• Instructions for the task: Give back the data below exactly as it was given.

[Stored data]

=== Section Start ===

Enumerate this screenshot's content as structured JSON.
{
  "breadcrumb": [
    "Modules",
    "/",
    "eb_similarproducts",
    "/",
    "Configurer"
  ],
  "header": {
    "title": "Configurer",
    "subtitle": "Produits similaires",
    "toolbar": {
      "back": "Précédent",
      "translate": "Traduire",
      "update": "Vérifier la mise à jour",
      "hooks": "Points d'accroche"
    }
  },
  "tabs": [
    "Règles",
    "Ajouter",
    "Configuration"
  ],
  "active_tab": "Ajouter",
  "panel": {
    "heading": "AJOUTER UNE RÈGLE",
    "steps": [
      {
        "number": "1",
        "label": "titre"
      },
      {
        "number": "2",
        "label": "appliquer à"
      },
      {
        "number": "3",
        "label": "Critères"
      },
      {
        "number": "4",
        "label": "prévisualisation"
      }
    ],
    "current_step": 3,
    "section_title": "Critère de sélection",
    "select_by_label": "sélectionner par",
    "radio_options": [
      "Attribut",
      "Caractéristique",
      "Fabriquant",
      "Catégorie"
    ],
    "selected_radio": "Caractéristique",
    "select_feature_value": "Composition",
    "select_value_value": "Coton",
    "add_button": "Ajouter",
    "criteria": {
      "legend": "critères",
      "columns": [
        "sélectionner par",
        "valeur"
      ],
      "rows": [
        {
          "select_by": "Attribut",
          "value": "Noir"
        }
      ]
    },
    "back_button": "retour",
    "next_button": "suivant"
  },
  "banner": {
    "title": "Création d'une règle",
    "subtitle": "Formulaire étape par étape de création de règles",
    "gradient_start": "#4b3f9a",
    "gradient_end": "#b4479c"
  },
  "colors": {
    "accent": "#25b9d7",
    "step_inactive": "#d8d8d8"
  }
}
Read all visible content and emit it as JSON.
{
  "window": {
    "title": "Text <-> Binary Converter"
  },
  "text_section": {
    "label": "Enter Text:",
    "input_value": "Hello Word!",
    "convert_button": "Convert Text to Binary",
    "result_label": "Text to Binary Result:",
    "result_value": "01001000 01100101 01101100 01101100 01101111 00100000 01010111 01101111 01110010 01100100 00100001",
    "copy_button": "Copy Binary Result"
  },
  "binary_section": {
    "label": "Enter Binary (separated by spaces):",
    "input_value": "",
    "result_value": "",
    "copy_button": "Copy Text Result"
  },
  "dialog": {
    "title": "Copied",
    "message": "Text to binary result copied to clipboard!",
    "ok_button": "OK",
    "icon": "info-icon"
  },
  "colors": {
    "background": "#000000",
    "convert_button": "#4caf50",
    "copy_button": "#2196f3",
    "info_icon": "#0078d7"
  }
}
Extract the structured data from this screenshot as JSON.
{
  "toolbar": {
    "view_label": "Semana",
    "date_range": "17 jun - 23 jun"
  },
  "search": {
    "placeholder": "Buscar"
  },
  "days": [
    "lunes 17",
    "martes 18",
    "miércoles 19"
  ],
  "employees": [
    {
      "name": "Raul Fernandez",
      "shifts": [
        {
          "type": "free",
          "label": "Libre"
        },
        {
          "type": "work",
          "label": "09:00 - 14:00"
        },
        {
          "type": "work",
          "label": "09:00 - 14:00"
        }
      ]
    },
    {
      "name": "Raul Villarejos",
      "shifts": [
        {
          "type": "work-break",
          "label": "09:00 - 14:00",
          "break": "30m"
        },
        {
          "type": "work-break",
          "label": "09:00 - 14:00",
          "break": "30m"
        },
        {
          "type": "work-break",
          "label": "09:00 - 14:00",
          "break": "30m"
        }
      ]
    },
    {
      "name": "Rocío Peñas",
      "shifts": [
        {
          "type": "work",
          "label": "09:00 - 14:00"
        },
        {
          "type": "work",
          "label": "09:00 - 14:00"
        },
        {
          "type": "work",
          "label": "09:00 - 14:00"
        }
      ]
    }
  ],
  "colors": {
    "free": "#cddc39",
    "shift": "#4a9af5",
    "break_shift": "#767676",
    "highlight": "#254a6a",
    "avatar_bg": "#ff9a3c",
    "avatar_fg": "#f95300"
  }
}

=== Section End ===

• Solution for this task:
Enumerate this screenshot's content as structured JSON.
{
  "breadcrumb": [
    "Modules",
    "/",
    "eb_similarproducts",
    "/",
    "Configurer"
  ],
  "header": {
    "title": "Configurer",
    "subtitle": "Produits similaires",
    "toolbar": {
      "back": "Précédent",
      "translate": "Traduire",
      "update": "Vérifier la mise à jour",
      "hooks": "Points d'accroche"
    }
  },
  "tabs": [
    "Règles",
    "Ajouter",
    "Configuration"
  ],
  "active_tab": "Ajouter",
  "panel": {
    "heading": "AJOUTER UNE RÈGLE",
    "steps": [
      {
        "number": "1",
        "label": "titre"
      },
      {
        "number": "2",
        "label": "appliquer à"
      },
      {
        "number": "3",
        "label": "Critères"
      },
      {
        "number": "4",
        "label": "prévisualisation"
      }
    ],
    "current_step": 3,
    "section_title": "Critère de sélection",
    "select_by_label": "sélectionner par",
    "radio_options": [
      "Attribut",
      "Caractéristique",
      "Fabriquant",
      "Catégorie"
    ],
    "selected_radio": "Caractéristique",
    "select_feature_value": "Composition",
    "select_value_value": "Coton",
    "add_button": "Ajouter",
    "criteria": {
      "legend": "critères",
      "columns": [
        "sélectionner par",
        "valeur"
      ],
      "rows": [
        {
          "select_by": "Attribut",
          "value": "Noir"
        }
      ]
    },
    "back_button": "retour",
    "next_button": "suivant"
  },
  "banner": {
    "title": "Création d'une règle",
    "subtitle": "Formulaire étape par étape de création de règles",
    "gradient_start": "#4b3f9a",
    "gradient_end": "#b4479c"
  },
  "colors": {
    "accent": "#25b9d7",
    "step_inactive": "#d8d8d8"
  }
}
Read all visible content and emit it as JSON.
{
  "window": {
    "title": "Text <-> Binary Converter"
  },
  "text_section": {
    "label": "Enter Text:",
    "input_value": "Hello Word!",
    "convert_button": "Convert Text to Binary",
    "result_label": "Text to Binary Result:",
    "result_value": "01001000 01100101 01101100 01101100 01101111 00100000 01010111 01101111 01110010 01100100 00100001",
    "copy_button": "Copy Binary Result"
  },
  "binary_section": {
    "label": "Enter Binary (separated by spaces):",
    "input_value": "",
    "result_value": "",
    "copy_button": "Copy Text Result"
  },
  "dialog": {
    "title": "Copied",
    "message": "Text to binary result copied to clipboard!",
    "ok_button": "OK",
    "icon": "info-icon"
  },
  "colors": {
    "background": "#000000",
    "convert_button": "#4caf50",
    "copy_button": "#2196f3",
    "info_icon": "#0078d7"
  }
}
Extract the structured data from this screenshot as JSON.
{
  "toolbar": {
    "view_label": "Semana",
    "date_range": "17 jun - 23 jun"
  },
  "search": {
    "placeholder": "Buscar"
  },
  "days": [
    "lunes 17",
    "martes 18",
    "miércoles 19"
  ],
  "employees": [
    {
      "name": "Raul Fernandez",
      "shifts": [
        {
          "type": "free",
          "label": "Libre"
        },
        {
          "type": "work",
          "label": "09:00 - 14:00"
        },
        {
          "type": "work",
          "label": "09:00 - 14:00"
        }
      ]
    },
    {
      "name": "Raul Villarejos",
      "shifts": [
        {
          "type": "work-break",
          "label": "09:00 - 14:00",
          "break": "30m"
        },
        {
          "type": "work-break",
          "label": "09:00 - 14:00",
          "break": "30m"
        },
        {
          "type": "work-break",
          "label": "09:00 - 14:00",
          "break": "30m"
        }
      ]
    },
    {
      "name": "Rocío Peñas",
      "shifts": [
        {
          "type": "work",
          "label": "09:00 - 14:00"
        },
        {
          "type": "work",
          "label": "09:00 - 14:00"
        },
        {
          "type": "work",
          "label": "09:00 - 14:00"
        }
      ]
    }
  ],
  "colors": {
    "free": "#cddc39",
    "shift": "#4a9af5",
    "break_shift": "#767676",
    "highlight": "#254a6a",
    "avatar_bg": "#ff9a3c",
    "avatar_fg": "#f95300"
  }
}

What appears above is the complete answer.